Associate's Degree in Diesel Technology
Associate's degree programs normally have a general education component, but the requirements vary in intensity for diesel technology programs. Some schools only require courses in math and English, while others also require electives in the humanities or social sciences. Most programs require two years of full-time study and graduates may qualify to apply for professional certification as diesel mechanics upon graduation. Students study electrical systems, engines, brakes and preventative maintenance. Diesel technology course topics include:
- Engine technology introduction
- Engine repair
- Basic electrical systems
- Diagnostic procedures
- Brake hydraulics
- Steering and suspension
Employment Outlook and Salary Info

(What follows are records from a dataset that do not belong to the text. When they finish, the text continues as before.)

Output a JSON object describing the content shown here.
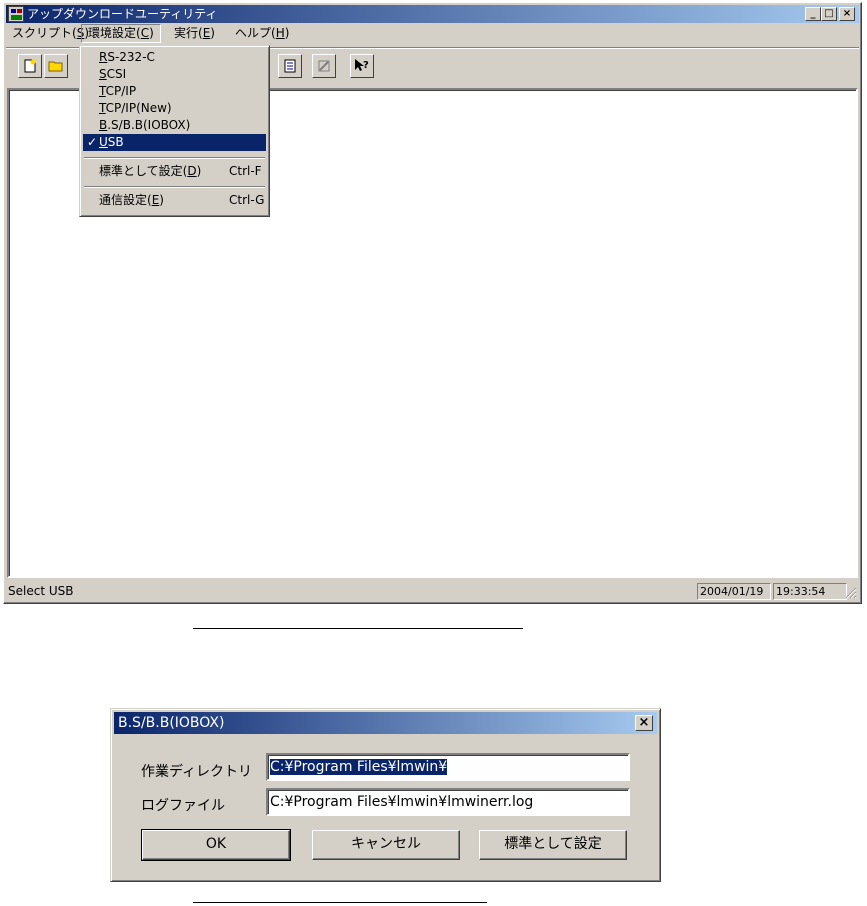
{
  "main_window": {
    "title": "アップダウンロードユーティリティ",
    "menu": [
      {
        "label": "スクリプト(",
        "key": "S",
        "suffix": ")"
      },
      {
        "label": "環境設定(",
        "key": "C",
        "suffix": ")"
      },
      {
        "label": "実行(",
        "key": "E",
        "suffix": ")"
      },
      {
        "label": "ヘルプ(",
        "key": "H",
        "suffix": ")"
      }
    ],
    "caption_buttons": {
      "minimize": "_",
      "maximize": "□",
      "close": "×"
    },
    "dropdown": {
      "items": [
        {
          "key": "R",
          "rest": "S-232-C"
        },
        {
          "key": "S",
          "rest": "CSI"
        },
        {
          "key": "T",
          "rest": "CP/IP"
        },
        {
          "key": "T",
          "rest": "CP/IP(New)"
        },
        {
          "key": "B",
          "rest": ".S/B.B(IOBOX)"
        },
        {
          "key": "U",
          "rest": "SB",
          "checked": true,
          "check": "✓"
        }
      ],
      "actions": [
        {
          "label": "標準として設定(",
          "key": "D",
          "suffix": ")",
          "accel": "Ctrl-F"
        },
        {
          "label": "通信設定(",
          "key": "E",
          "suffix": ")",
          "accel": "Ctrl-G"
        }
      ]
    },
    "toolbar_icons": [
      "new-file-icon",
      "open-folder-icon",
      "list-icon",
      "disabled-pencil-icon",
      "help-pointer-icon"
    ],
    "status": {
      "text": "Select USB",
      "date": "2004/01/19",
      "time": "19:33:54"
    }
  },
  "dialog": {
    "title": "B.S/B.B(IOBOX)",
    "close": "×",
    "work_dir_label": "作業ディレクトリ",
    "work_dir_value": "C:¥Program Files¥lmwin¥",
    "log_file_label": "ログファイル",
    "log_file_value": "C:¥Program Files¥lmwin¥lmwinerr.log",
    "ok_label": "OK",
    "cancel_label": "キャンセル",
    "set_default_label": "標準として設定"
  }
}
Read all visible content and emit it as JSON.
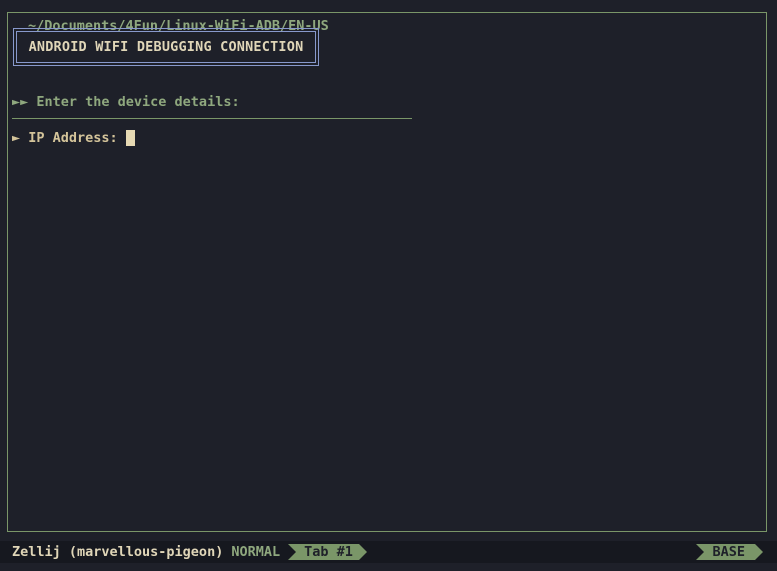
{
  "pane": {
    "title": "~/Documents/4Fun/Linux-WiFi-ADB/EN-US"
  },
  "banner": {
    "text": "ANDROID WIFI DEBUGGING CONNECTION"
  },
  "prompt": {
    "text": "►► Enter the device details:"
  },
  "ip_field": {
    "label": "► IP Address:",
    "value": ""
  },
  "statusbar": {
    "session": "Zellij (marvellous-pigeon)",
    "mode": "NORMAL",
    "tab": "Tab #1",
    "layout": "BASE"
  },
  "colors": {
    "background": "#1e2029",
    "accent_green": "#7a9668",
    "banner_border": "#8899cc",
    "text_tan": "#c8b896"
  }
}
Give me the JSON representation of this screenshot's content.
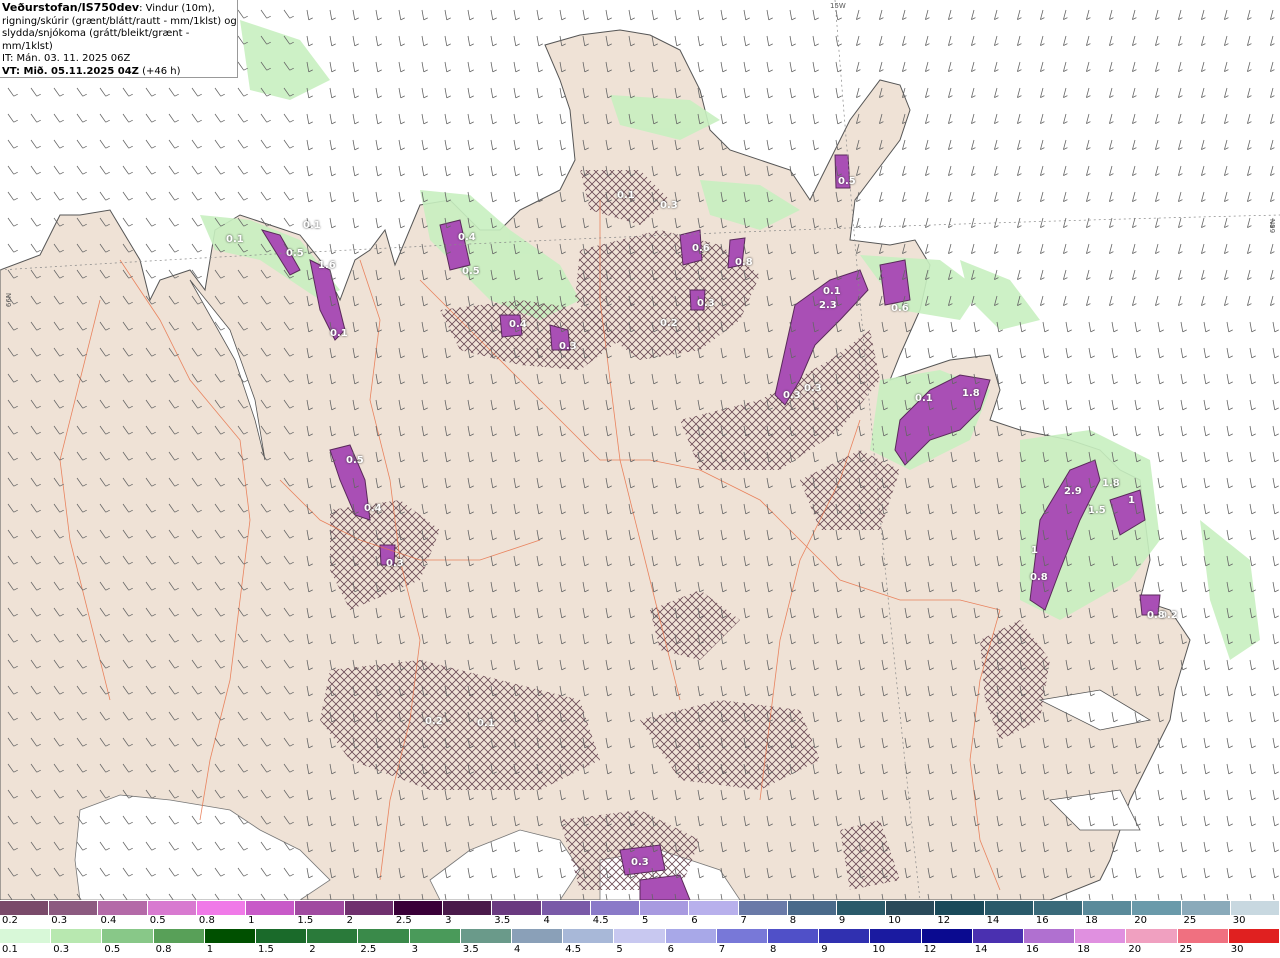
{
  "header": {
    "title": "Veðurstofan/IS750dev",
    "description_lines": [
      ": Vindur (10m),",
      "rigning/skúrir (grænt/blátt/rautt - mm/1klst) og",
      "slydda/snjókoma (grátt/bleikt/grænt - mm/1klst)"
    ],
    "it": "IT: Mán. 03. 11. 2025 06Z",
    "vt": "VT: Mið. 05.11.2025 04Z",
    "vt_offset": " (+46 h)"
  },
  "coords": {
    "lon_top": "15W",
    "lat_left": "66N",
    "lat_right": "66N"
  },
  "map_values": [
    "0.1",
    "0.5",
    "1.6",
    "0.1",
    "0.4",
    "0.5",
    "0.3",
    "0.6",
    "0.8",
    "0.3",
    "0.1",
    "0.5",
    "0.4",
    "0.3",
    "0.5",
    "0.4",
    "0.3",
    "0.1",
    "2.3",
    "0.3",
    "0.3",
    "0.1",
    "0.6",
    "0.1",
    "1.8",
    "1",
    "2.9",
    "1.8",
    "1.5",
    "1",
    "0.8",
    "0.2",
    "0.8",
    "0.3",
    "0.2",
    "0.1",
    "0.2"
  ],
  "legend": {
    "snow_labels": [
      "0.2",
      "0.3",
      "0.4",
      "0.5",
      "0.8",
      "1",
      "1.5",
      "2",
      "2.5",
      "3",
      "3.5",
      "4",
      "4.5",
      "5",
      "6",
      "7",
      "8",
      "9",
      "10",
      "12",
      "14",
      "16",
      "18",
      "20",
      "25",
      "30"
    ],
    "snow_colors": [
      "#7a4a6a",
      "#8c5a80",
      "#b46aa8",
      "#d87ad0",
      "#f07ae8",
      "#c85ac8",
      "#a04aa0",
      "#70306e",
      "#3a0038",
      "#4a1a4a",
      "#6a3a80",
      "#7a5aa8",
      "#8a7ac8",
      "#a89ae0",
      "#b8b0ec",
      "#6a7aa8",
      "#4a6a8a",
      "#2a5a6a",
      "#2a4a5a",
      "#1a4a5a",
      "#2a5a6a",
      "#3a6a7a",
      "#5a8a9a",
      "#6a9aaa",
      "#8aaaba",
      "#c8d8e0"
    ],
    "rain_labels": [
      "0.1",
      "0.3",
      "0.5",
      "0.8",
      "1",
      "1.5",
      "2",
      "2.5",
      "3",
      "3.5",
      "4",
      "4.5",
      "5",
      "6",
      "7",
      "8",
      "9",
      "10",
      "12",
      "14",
      "16",
      "18",
      "20",
      "25",
      "30"
    ],
    "rain_colors": [
      "#d8f8d8",
      "#b8e8b0",
      "#88c888",
      "#58a058",
      "#005000",
      "#1a6a2a",
      "#2a7a3a",
      "#3a8a4a",
      "#4a9a5a",
      "#6a9a8a",
      "#8aa0b8",
      "#a8b8d8",
      "#c8c8f0",
      "#a8a8e8",
      "#7878d8",
      "#5050c8",
      "#3030b0",
      "#1a1aa0",
      "#0a0a90",
      "#4a30b0",
      "#b070d0",
      "#e090e0",
      "#f0a0c0",
      "#f07080",
      "#e02020"
    ]
  }
}
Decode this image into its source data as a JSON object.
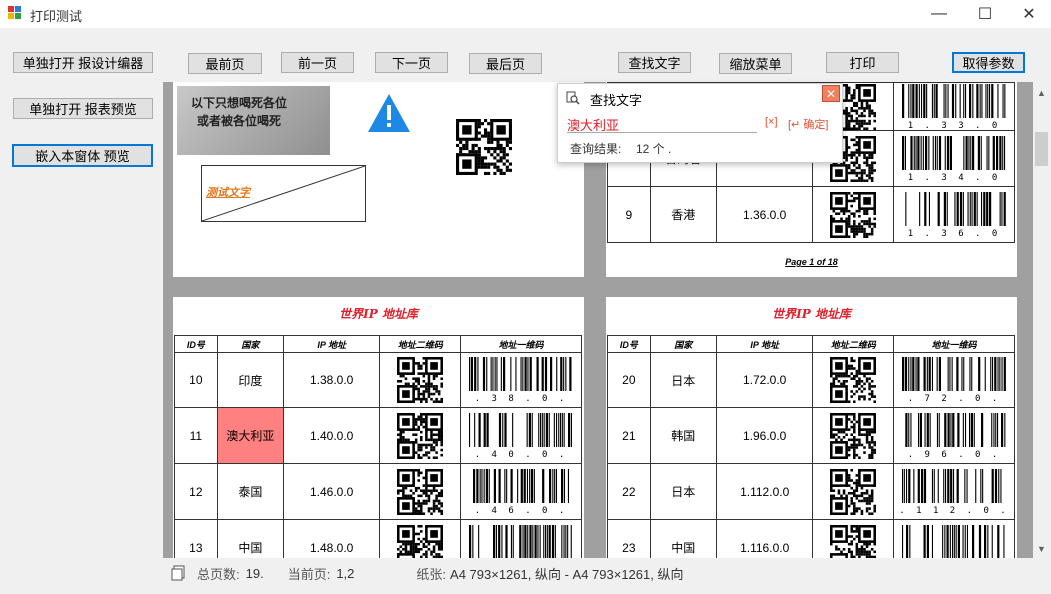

Earning a diesel technology associate's degree qualifies graduates to work as diesel mechanics and diesel engine specialists. Trucking companies, auto repair shops and manufacturers are among the employers of mechanics. Over the 2018-2028 decade, the U.S. Bureau of Labor Statistics (BLS) predicted that employment of diesel service technicians and mechanics will grow 5 percent; this growth will come from an increase in the number of diesel-powered vehicles in use, offset by the durability of new engines (www.bls.gov). As of May 2018, bus and truck mechanics and diesel engine specialists earned a median wage of $47,350, according to the BLS.
Continuing Education and Certification Information
The National Institute for Automotive Service Excellence (ASE) offers multiple certifications related to diesel technology. Associate's degree holders may earn ASE certification in medium and heavy trucks, school buses and transit buses, and well as a diesel engine diagnostic specialist. Certification in the first three entails passing multiple exams on engine and vehicle systems. Certification in the last entails passing a single exam.
Associate's degree programs in diesel technology prepare aspiring mechanics for work with trucking companies, manufacturers and auto repair shops as diesel mechanics and engine specialists. Following graduation, students can apply for Automotive Service Excellence (ASE) certifications specific to heavy trucks, buses or diesel engines.